Material for the task:

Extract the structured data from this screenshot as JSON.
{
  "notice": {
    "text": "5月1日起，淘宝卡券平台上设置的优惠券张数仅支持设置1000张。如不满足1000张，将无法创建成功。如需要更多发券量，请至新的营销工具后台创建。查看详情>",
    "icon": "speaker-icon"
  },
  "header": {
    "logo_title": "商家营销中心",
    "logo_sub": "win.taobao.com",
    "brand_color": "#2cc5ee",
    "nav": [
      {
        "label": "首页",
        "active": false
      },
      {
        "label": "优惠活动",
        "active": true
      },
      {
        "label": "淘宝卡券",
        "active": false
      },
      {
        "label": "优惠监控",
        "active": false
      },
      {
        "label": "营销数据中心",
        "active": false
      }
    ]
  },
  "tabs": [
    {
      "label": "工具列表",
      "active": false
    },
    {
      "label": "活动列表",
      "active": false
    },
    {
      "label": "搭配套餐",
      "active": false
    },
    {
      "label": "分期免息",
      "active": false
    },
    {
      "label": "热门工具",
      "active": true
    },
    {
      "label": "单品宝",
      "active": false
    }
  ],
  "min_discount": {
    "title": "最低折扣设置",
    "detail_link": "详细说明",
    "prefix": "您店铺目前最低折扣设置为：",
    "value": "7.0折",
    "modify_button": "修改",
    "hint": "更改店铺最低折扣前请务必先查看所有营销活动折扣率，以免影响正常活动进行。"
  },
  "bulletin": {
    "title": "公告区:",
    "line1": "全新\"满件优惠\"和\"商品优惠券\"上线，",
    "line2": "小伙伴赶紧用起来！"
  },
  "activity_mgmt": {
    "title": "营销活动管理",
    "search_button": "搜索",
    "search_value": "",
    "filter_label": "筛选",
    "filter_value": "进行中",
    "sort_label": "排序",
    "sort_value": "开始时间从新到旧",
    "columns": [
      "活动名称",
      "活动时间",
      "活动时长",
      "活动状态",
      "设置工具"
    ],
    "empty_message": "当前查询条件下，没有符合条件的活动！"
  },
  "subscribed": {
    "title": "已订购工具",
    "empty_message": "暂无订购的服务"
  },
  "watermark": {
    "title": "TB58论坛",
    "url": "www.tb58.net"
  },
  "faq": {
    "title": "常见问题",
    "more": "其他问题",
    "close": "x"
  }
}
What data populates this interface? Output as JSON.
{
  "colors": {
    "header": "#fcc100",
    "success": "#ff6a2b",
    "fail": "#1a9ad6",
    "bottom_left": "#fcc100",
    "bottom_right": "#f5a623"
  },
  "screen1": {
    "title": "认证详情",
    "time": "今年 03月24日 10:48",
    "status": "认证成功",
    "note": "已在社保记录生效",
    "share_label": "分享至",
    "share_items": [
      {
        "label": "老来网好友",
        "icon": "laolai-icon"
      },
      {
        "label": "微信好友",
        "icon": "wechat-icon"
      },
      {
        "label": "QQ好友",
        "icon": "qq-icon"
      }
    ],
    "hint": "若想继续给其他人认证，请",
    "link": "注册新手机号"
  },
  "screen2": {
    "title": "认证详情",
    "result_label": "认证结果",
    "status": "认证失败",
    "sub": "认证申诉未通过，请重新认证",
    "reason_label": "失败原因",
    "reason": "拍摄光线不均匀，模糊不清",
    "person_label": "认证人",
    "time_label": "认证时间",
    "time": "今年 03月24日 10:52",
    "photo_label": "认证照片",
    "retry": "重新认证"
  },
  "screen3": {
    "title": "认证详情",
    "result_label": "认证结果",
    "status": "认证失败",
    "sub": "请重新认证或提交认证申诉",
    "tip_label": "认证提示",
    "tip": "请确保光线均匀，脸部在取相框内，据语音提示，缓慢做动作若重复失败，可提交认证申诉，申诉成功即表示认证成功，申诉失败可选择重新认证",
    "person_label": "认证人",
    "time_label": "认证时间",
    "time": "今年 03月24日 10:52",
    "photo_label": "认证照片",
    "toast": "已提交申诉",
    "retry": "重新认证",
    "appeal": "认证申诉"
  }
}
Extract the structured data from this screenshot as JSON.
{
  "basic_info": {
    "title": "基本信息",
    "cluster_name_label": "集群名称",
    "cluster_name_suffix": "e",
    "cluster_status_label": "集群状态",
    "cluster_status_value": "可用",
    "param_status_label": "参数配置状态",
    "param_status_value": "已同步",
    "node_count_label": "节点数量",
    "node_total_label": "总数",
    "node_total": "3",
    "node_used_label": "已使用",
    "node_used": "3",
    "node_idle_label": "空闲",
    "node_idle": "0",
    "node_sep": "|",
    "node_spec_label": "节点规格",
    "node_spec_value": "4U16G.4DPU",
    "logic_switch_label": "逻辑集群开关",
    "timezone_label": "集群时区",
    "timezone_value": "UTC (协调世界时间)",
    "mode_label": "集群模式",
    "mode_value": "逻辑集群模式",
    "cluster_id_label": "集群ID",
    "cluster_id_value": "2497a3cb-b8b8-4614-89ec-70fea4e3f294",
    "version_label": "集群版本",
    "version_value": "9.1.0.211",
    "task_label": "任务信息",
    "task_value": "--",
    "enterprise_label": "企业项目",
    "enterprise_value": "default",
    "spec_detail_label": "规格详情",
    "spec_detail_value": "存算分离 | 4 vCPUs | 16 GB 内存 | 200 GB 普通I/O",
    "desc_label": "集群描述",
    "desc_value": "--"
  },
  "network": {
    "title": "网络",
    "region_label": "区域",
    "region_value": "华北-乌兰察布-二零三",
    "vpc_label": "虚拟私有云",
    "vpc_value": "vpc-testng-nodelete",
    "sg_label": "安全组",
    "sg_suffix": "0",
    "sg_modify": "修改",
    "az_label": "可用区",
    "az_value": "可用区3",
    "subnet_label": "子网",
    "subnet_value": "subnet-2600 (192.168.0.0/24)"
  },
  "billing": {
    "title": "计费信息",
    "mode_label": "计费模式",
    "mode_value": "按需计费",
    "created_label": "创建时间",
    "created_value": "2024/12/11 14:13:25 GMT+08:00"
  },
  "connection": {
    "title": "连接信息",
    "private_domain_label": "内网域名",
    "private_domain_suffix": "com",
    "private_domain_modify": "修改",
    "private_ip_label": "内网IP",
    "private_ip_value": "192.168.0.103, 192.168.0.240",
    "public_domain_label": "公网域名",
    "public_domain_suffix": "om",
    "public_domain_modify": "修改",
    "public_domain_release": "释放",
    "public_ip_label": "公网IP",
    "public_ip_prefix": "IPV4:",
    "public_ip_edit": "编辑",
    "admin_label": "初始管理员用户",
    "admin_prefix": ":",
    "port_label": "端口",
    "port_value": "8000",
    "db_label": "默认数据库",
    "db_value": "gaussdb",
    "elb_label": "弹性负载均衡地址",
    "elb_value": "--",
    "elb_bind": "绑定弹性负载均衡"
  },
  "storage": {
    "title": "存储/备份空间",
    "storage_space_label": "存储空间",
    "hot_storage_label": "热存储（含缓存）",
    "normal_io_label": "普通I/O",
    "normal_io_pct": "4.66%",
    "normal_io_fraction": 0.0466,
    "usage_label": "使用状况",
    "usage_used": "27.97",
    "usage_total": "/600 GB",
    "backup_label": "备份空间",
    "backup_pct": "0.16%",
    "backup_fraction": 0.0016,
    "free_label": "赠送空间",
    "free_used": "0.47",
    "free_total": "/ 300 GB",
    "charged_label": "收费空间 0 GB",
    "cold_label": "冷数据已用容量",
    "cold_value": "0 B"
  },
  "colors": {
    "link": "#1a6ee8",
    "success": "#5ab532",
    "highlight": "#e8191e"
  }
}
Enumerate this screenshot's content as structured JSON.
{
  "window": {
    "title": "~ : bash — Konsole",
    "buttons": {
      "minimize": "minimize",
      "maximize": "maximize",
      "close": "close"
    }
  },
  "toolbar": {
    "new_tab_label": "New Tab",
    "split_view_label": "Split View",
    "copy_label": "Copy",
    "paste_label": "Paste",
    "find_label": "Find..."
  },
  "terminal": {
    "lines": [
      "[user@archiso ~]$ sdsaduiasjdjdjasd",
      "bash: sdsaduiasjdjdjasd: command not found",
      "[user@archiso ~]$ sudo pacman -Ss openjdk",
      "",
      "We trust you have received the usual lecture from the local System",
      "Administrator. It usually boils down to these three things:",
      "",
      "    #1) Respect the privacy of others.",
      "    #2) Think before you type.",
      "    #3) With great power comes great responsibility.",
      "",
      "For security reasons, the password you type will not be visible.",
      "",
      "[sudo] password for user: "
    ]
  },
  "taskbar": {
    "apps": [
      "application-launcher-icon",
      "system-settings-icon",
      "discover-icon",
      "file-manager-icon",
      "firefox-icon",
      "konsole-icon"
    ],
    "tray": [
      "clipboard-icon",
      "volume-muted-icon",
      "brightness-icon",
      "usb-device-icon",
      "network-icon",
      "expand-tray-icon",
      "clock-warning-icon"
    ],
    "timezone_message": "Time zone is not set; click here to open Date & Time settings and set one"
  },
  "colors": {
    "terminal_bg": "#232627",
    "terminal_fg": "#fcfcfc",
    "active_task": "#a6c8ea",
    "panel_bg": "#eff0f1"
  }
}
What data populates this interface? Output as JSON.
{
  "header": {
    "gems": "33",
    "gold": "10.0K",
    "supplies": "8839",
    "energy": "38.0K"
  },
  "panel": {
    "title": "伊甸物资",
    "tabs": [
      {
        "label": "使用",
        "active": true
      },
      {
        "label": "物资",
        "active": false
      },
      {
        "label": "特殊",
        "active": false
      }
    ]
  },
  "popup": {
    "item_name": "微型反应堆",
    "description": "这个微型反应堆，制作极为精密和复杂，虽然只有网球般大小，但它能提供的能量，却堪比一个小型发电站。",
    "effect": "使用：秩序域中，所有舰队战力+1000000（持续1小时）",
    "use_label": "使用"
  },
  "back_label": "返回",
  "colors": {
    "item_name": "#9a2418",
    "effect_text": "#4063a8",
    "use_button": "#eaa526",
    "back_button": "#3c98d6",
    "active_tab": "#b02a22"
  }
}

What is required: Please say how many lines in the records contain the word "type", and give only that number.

Solution below: 2